Displacement, movement and separation of people seem to be among the most prominent features of human existence. The dispersion of populations and cultures across many geographical regions and societies requires that previously solid and grounded notions are reconsidered from an angle of trans-nationalism and globalization. This goes, not the least for questions of heritage, of ownership of discourses of past and present which are important elements in present-day struggles over identity and belonging. Despite the fact that immigrants form a relatively large share of the population of most Western-European countries and hence contribute in a substantial manner to their economic and cultural development, these groups leave only very limited imprints on the official branding of heritage and heritages sites of the countries. The aim of the chapter is therefore to discuss the notion of heritage, and it's ability to capture and incorporate the multiple and often contradictory cultural practices of different groups of actors just as it seeks to point towards new paths that may enable scholars to transgress the rather static and confined view on local history, which often lies implicit in the heritage perspective. Parts of the booming literature on transnationalism and diaspora cultures are scrutinised to clarify how these approaches deal with material culture and heritage sites.
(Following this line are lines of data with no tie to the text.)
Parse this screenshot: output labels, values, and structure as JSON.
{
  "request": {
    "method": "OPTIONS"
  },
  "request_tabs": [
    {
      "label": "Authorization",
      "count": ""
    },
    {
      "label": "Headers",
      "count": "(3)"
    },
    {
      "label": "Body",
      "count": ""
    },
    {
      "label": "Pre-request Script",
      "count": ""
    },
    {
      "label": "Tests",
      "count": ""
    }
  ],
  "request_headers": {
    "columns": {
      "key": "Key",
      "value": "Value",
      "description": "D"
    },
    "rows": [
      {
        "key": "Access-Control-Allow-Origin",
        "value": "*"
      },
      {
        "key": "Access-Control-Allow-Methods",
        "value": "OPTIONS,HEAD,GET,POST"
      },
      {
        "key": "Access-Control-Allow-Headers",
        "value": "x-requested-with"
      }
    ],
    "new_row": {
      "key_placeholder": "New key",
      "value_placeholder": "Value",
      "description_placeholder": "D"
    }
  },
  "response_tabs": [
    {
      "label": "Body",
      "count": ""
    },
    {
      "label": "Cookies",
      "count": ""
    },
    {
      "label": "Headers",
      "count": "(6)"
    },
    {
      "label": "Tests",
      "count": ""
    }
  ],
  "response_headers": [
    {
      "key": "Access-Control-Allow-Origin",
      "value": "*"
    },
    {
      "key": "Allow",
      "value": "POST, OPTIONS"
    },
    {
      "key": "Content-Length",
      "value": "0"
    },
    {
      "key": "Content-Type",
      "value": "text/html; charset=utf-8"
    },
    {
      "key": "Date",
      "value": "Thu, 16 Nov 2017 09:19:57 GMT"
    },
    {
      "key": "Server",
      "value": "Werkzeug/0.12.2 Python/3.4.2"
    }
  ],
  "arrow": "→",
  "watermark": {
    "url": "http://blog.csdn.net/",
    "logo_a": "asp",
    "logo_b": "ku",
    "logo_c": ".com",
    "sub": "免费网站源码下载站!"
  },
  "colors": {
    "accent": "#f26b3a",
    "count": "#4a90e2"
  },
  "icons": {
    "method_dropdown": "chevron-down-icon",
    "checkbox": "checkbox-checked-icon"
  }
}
In order to illustrate some of the fallacies and potentials encountered when trying to ‘unveil' the heritage of excluded or marginal groups, the article draws on a number of cases from Sweden, Germany, Denmark and other places and discusses how different actors are represented in the narratives of the places they inhabit. Furthermore it discusses how immigrants themselves perceive their position in specific sites. Finally we trace the formation of different migrant belongings in the cases and scrutinize the identity narratives through which they are stablilized.
Ashgate Research Companion To Heritage and Identity, 2008, p. 105-125